*** Opening of DATA LISTING ***

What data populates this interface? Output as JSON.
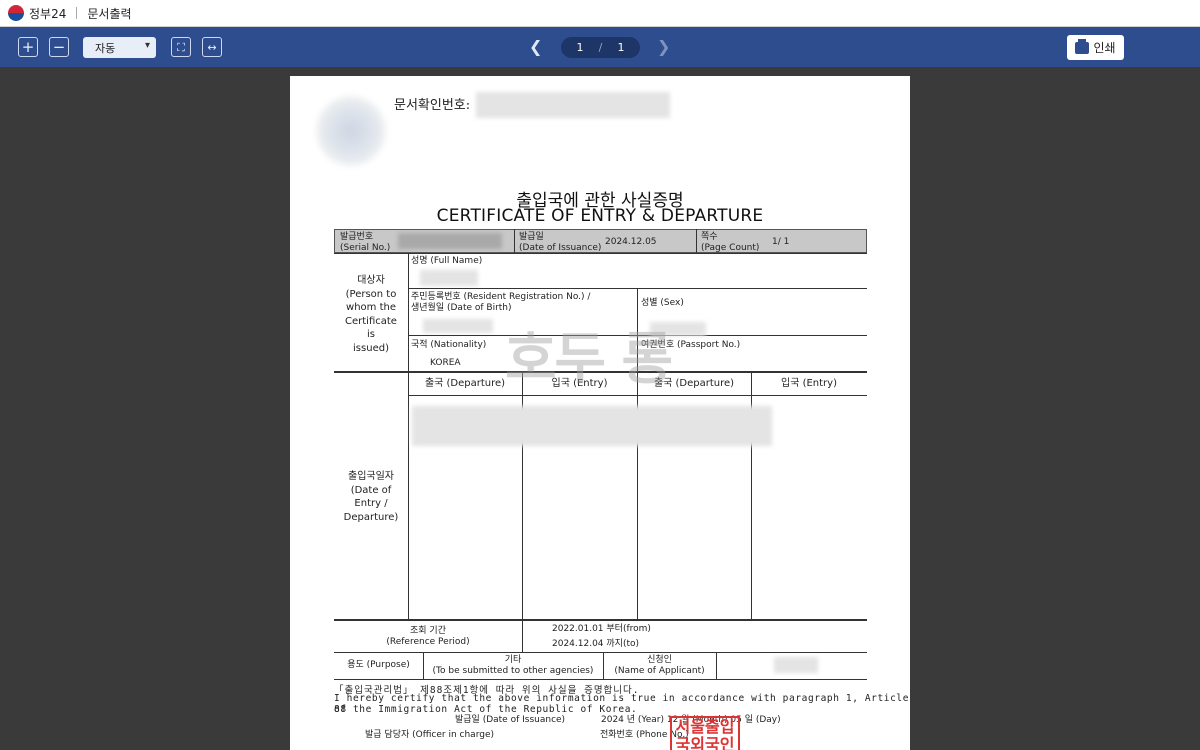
{
  "app": {
    "name": "정부24",
    "section": "문서출력"
  },
  "toolbar": {
    "zoom_in": "+",
    "zoom_out": "−",
    "zoom_value": "자동",
    "page_current": "1",
    "page_total": "1",
    "print_label": "인쇄"
  },
  "doc": {
    "doc_number_label": "문서확인번호:",
    "title_ko": "출입국에 관한 사실증명",
    "title_en": "CERTIFICATE OF ENTRY & DEPARTURE",
    "serial_label": "발급번호",
    "serial_label_en": "(Serial No.)",
    "issue_label": "발급일",
    "issue_label_en": "(Date of Issuance)",
    "issue_date": "2024.12.05",
    "pages_label": "쪽수",
    "pages_label_en": "(Page Count)",
    "pages_value": "1/ 1",
    "subject_ko": "대상자",
    "subject_en1": "(Person to",
    "subject_en2": "whom the",
    "subject_en3": "Certificate",
    "subject_en4": "is",
    "subject_en5": "issued)",
    "name_label": "성명 (Full Name)",
    "rrn_label": "주민등록번호 (Resident Registration No.) /",
    "dob_label": "생년월일 (Date of Birth)",
    "sex_label": "성별 (Sex)",
    "nationality_label": "국적 (Nationality)",
    "nationality_value": "KOREA",
    "passport_label": "여권번호 (Passport No.)",
    "dep1": "출국 (Departure)",
    "ent1": "입국 (Entry)",
    "dep2": "출국 (Departure)",
    "ent2": "입국 (Entry)",
    "date_label_ko": "출입국일자",
    "date_label_en1": "(Date of",
    "date_label_en2": "Entry /",
    "date_label_en3": "Departure)",
    "watermark": "호두 롱",
    "ref_label_ko": "조회 기간",
    "ref_label_en": "(Reference Period)",
    "ref_from": "2022.01.01  부터(from)",
    "ref_to": "2024.12.04  까지(to)",
    "purpose_label": "용도 (Purpose)",
    "other_label": "기타",
    "other_label_en": "(To be submitted to other agencies)",
    "applicant_label": "신청인",
    "applicant_label_en": "(Name of Applicant)",
    "law_line1": "「출입국관리법」 제88조제1항에 따라 위의 사실을 증명합니다.",
    "law_line2": "  I hereby certify that the above information is true in accordance with paragraph 1, Article 88",
    "law_line3": "of the Immigration Act of the Republic of Korea.",
    "issue_footer": "발급일 (Date of Issuance)",
    "issue_footer_value": "2024  년 (Year)   12 월 (Month)   05 일 (Day)",
    "officer_label": "발급 담당자 (Officer in charge)",
    "phone_label": "전화번호 (Phone No.)",
    "red_stamp": "서울출입\n국외국인"
  }
}
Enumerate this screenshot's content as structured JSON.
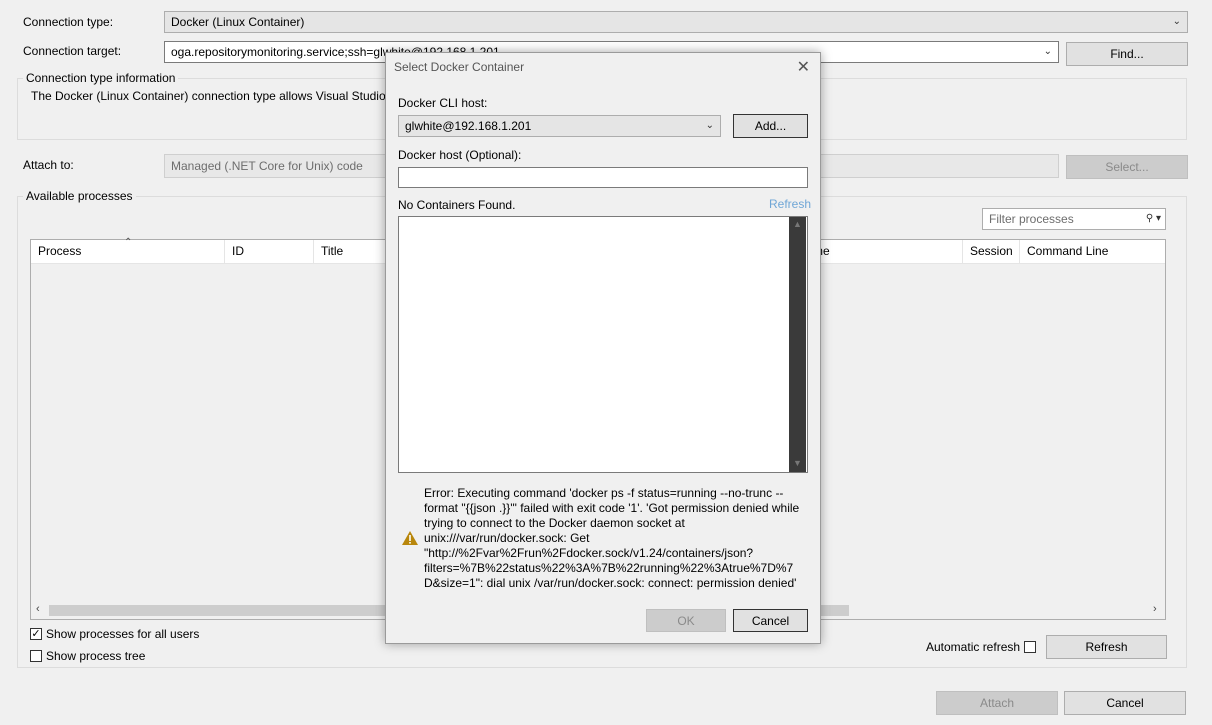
{
  "connection": {
    "type_label": "Connection type:",
    "type_value": "Docker (Linux Container)",
    "target_label": "Connection target:",
    "target_value": "oga.repositorymonitoring.service;ssh=glwhite@192.168.1.201",
    "find_button": "Find..."
  },
  "info": {
    "title": "Connection type information",
    "text": "The Docker (Linux Container) connection type allows Visual Studio t"
  },
  "attach": {
    "label": "Attach to:",
    "value": "Managed (.NET Core for Unix) code",
    "select_button": "Select..."
  },
  "processes": {
    "title": "Available processes",
    "filter_placeholder": "Filter processes",
    "columns": [
      "Process",
      "ID",
      "Title",
      "me",
      "Session",
      "Command Line"
    ],
    "show_all_users": "Show processes for all users",
    "show_tree": "Show process tree",
    "auto_refresh": "Automatic refresh",
    "refresh_button": "Refresh"
  },
  "footer": {
    "attach_button": "Attach",
    "cancel_button": "Cancel"
  },
  "dialog": {
    "title": "Select Docker Container",
    "cli_host_label": "Docker CLI host:",
    "cli_host_value": "glwhite@192.168.1.201",
    "add_button": "Add...",
    "docker_host_label": "Docker host (Optional):",
    "docker_host_value": "",
    "no_containers": "No Containers Found.",
    "refresh_link": "Refresh",
    "error": "Error: Executing command 'docker  ps -f status=running --no-trunc --format \"{{json .}}\"' failed with exit code '1'. 'Got permission denied while trying to connect to the Docker daemon socket at unix:///var/run/docker.sock: Get \"http://%2Fvar%2Frun%2Fdocker.sock/v1.24/containers/json?filters=%7B%22status%22%3A%7B%22running%22%3Atrue%7D%7D&size=1\": dial unix /var/run/docker.sock: connect: permission denied'",
    "ok_button": "OK",
    "cancel_button": "Cancel"
  }
}
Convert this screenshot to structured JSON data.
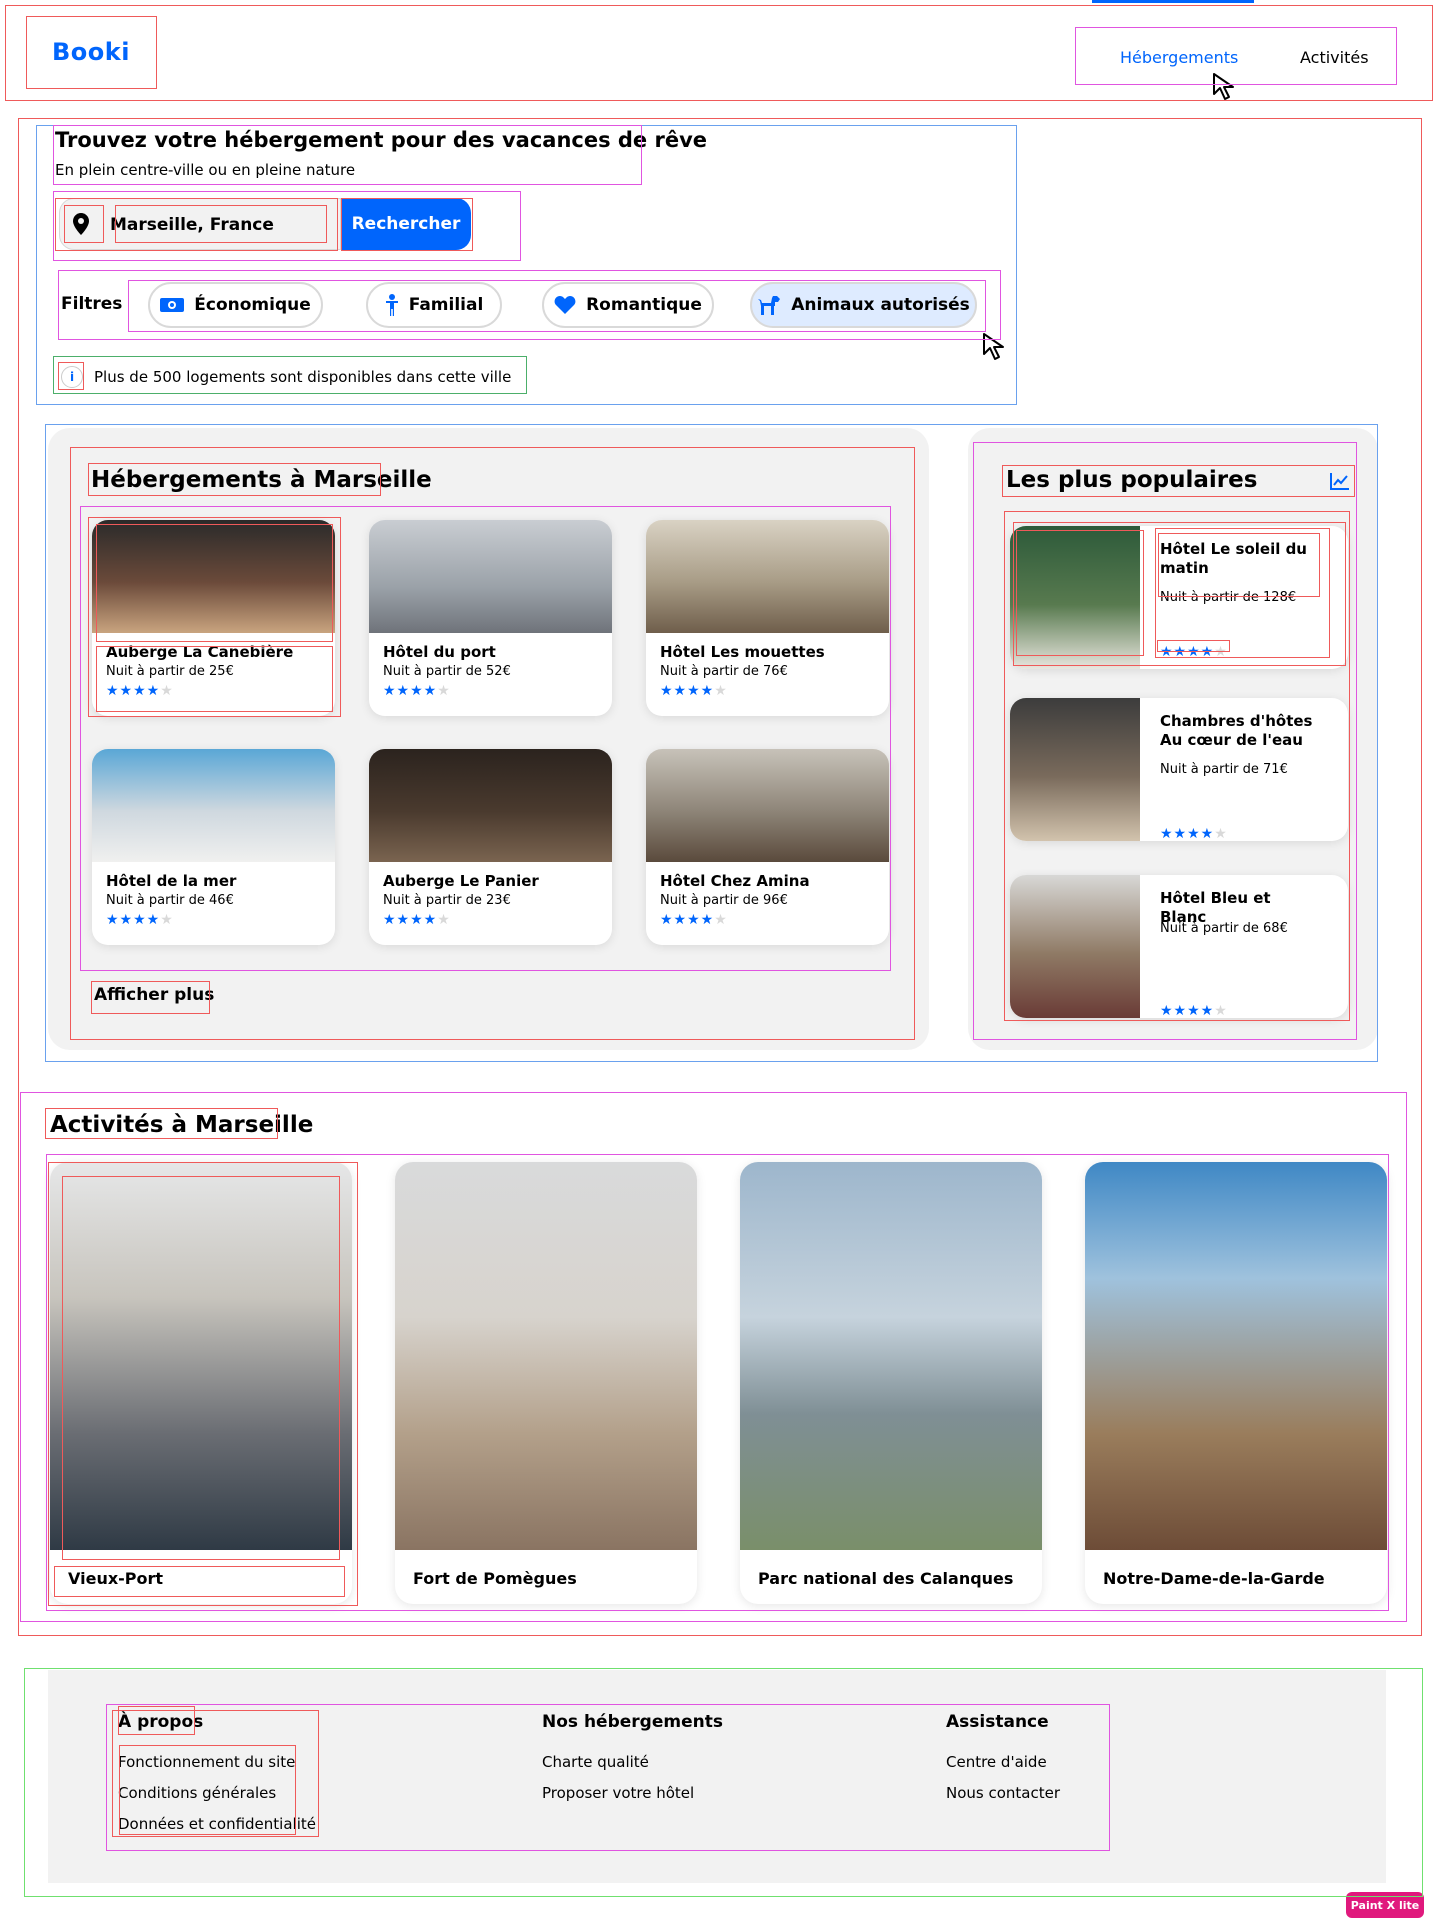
{
  "header": {
    "logo": "Booki",
    "nav": [
      "Hébergements",
      "Activités"
    ]
  },
  "hero": {
    "title": "Trouvez votre hébergement pour des vacances de rêve",
    "subtitle": "En plein centre-ville ou en pleine nature",
    "search_value": "Marseille, France",
    "search_button": "Rechercher",
    "filters_label": "Filtres",
    "filters": [
      "Économique",
      "Familial",
      "Romantique",
      "Animaux autorisés"
    ],
    "info": "Plus de 500 logements sont disponibles dans cette ville"
  },
  "hebergements": {
    "title": "Hébergements à Marseille",
    "cards": [
      {
        "name": "Auberge La Canebière",
        "price": "Nuit à partir de 25€",
        "rating": 4
      },
      {
        "name": "Hôtel du port",
        "price": "Nuit à partir de 52€",
        "rating": 4
      },
      {
        "name": "Hôtel Les mouettes",
        "price": "Nuit à partir de 76€",
        "rating": 4
      },
      {
        "name": "Hôtel de la mer",
        "price": "Nuit à partir de 46€",
        "rating": 4
      },
      {
        "name": "Auberge Le Panier",
        "price": "Nuit à partir de 23€",
        "rating": 4
      },
      {
        "name": "Hôtel Chez Amina",
        "price": "Nuit à partir de 96€",
        "rating": 4
      }
    ],
    "more": "Afficher plus"
  },
  "populaires": {
    "title": "Les plus populaires",
    "icon": "trend-chart-icon",
    "cards": [
      {
        "name": "Hôtel Le soleil du matin",
        "price": "Nuit à partir de 128€",
        "rating": 4
      },
      {
        "name": "Chambres d'hôtes Au cœur de l'eau",
        "price": "Nuit à partir de 71€",
        "rating": 4
      },
      {
        "name": "Hôtel Bleu et Blanc",
        "price": "Nuit à partir de 68€",
        "rating": 4
      }
    ]
  },
  "activites": {
    "title": "Activités à Marseille",
    "cards": [
      {
        "name": "Vieux-Port"
      },
      {
        "name": "Fort de Pomègues"
      },
      {
        "name": "Parc national des Calanques"
      },
      {
        "name": "Notre-Dame-de-la-Garde"
      }
    ]
  },
  "footer": {
    "columns": [
      {
        "title": "À propos",
        "links": [
          "Fonctionnement du site",
          "Conditions générales",
          "Données et confidentialité"
        ]
      },
      {
        "title": "Nos hébergements",
        "links": [
          "Charte qualité",
          "Proposer votre hôtel"
        ]
      },
      {
        "title": "Assistance",
        "links": [
          "Centre d'aide",
          "Nous contacter"
        ]
      }
    ]
  },
  "badge": "Paint X lite",
  "colors": {
    "accent": "#0065fc",
    "panel": "#f2f2f2",
    "selected_filter": "#deebff"
  }
}
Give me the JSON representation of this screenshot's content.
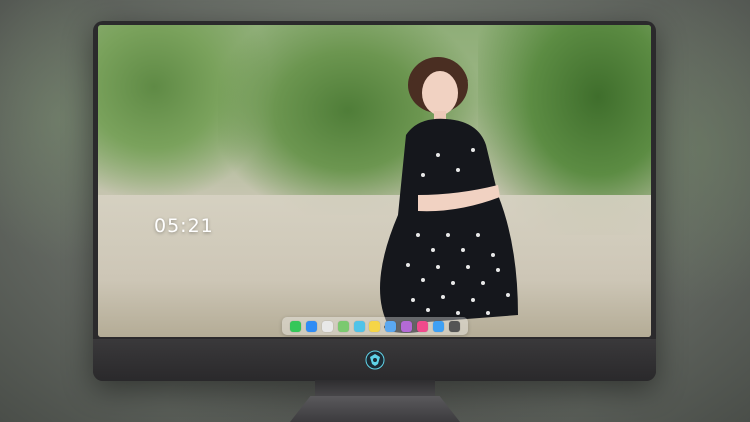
{
  "desktop": {
    "clock": "05:21",
    "wallpaper": "wallpaper-photo"
  },
  "dock": {
    "apps": [
      {
        "name": "messages-icon",
        "color": "#34c759"
      },
      {
        "name": "mail-icon",
        "color": "#2f8cf5"
      },
      {
        "name": "safari-icon",
        "color": "#e8e8e8"
      },
      {
        "name": "maps-icon",
        "color": "#7bc96f"
      },
      {
        "name": "photos-icon",
        "color": "#4fc3e8"
      },
      {
        "name": "notes-icon",
        "color": "#f5d547"
      },
      {
        "name": "finder-icon",
        "color": "#5aa8f0"
      },
      {
        "name": "pencil-icon",
        "color": "#b36ad6"
      },
      {
        "name": "music-icon",
        "color": "#f04a8c"
      },
      {
        "name": "app-store-icon",
        "color": "#3ea0f4"
      },
      {
        "name": "camera-icon",
        "color": "#555555"
      }
    ]
  },
  "colors": {
    "bezel": "#2b2a2c",
    "accent_logo": "#5fd3e8"
  }
}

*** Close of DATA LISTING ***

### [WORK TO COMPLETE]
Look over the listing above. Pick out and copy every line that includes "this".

### [ANSWER SPACE]
What data populates this interface? Output as JSON.
Enumerate this screenshot's content as structured JSON.
Convert this screenshot to structured JSON data.
Give me the JSON representation of this screenshot's content.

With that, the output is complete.